Liens against the Tampa Bay Times’ parent company now total more than $103 million, according to documents obtained by Florida Politics.
The Pension Benefit Guaranty Corp. filed its latest lien against the paper June 20 for $32.2 million.
The lien is placed “on all property and rights to property” because the Times “failed to make contributions to the pension plan required.”
The liens are intended to protect current and former Times employees who are entitled to pension benefits from the company.
In a statement, the Times said the lien will not affect pension benefits.
“Like many employers, there is a gap between the assets and the calculation of what the payments might ultimately be. These liens are how the government protects its position. That said, we are making regular contributions to our pension plan, and it keeps paying every dollar due to our retirees,” Times spokeswoman Sherri Day wrote.
Six other liens have been filed by the PBGC on Times assets since 2015. None of those liens have expired, according to public filings in Pinellas County.
The latest lien signals continued financial trouble for the local paper.
Two years ago, a group of investors including Tampa Bay Lightning owner Jeff Vinik, philanthropists Frank Morsani and Kiran Patel and their wives, developer Ted Couch and Washington Redskins part-owner Robert Rothman, BluePearl CEO Darryl Shaw, Times CEO Paul Tash and one other who has not been identified, put up $12 million under the the name FBN Partners to help the paper stay afloat.
FBN stands for “Florida’s Best Newspaper,” one of the Times’ slogans.
The $12 million loan placed a mortgage on 27 acres and the buildings on it at the Times’ printing facilities in St. Pete.
Last year, the widow of Nelson Poynter who controls a trust that loaned the Times more than $9 million sued the paper for defaulting on that loan, which at the time still had a nearly $8 million balance.
Poynter created the present-day structure that maintains the Times’ independence and protects it from being acquired by large, for-profit media groups, a fate many newspapers nationwide have suffered.

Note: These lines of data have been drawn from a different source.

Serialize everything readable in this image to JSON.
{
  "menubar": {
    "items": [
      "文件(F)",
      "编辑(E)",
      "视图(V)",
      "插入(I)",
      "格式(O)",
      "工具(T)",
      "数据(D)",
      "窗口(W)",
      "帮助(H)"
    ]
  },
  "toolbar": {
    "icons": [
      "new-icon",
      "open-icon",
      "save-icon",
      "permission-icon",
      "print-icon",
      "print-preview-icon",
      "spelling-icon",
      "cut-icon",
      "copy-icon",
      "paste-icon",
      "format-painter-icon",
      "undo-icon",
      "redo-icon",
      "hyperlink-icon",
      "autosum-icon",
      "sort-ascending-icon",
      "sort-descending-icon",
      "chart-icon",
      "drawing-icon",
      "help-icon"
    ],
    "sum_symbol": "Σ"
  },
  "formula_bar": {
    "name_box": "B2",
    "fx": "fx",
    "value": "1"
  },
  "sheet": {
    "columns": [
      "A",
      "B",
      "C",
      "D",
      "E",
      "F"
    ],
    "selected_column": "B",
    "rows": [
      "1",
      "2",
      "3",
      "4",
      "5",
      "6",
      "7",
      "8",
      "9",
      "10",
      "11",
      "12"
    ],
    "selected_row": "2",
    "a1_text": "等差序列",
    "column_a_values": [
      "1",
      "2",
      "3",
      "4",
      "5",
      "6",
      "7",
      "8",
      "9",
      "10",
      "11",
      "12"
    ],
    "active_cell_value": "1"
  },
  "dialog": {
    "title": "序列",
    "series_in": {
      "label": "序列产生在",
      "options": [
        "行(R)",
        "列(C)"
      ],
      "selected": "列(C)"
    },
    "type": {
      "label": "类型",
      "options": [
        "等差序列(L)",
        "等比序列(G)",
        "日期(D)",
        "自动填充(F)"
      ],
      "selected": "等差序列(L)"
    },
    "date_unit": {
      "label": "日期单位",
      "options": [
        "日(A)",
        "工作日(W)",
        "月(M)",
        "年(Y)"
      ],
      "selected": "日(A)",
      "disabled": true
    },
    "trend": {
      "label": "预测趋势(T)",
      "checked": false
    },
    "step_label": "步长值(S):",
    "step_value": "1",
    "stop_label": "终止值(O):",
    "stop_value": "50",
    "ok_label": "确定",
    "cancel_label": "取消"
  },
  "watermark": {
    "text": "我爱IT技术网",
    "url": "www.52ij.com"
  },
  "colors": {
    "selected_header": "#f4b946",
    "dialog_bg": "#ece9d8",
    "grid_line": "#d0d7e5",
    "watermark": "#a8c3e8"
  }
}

A request for more information from PBGC made Tuesday is still pending. In an email, the group explained they were waiting on authorization from attorneys before disclosing additional information.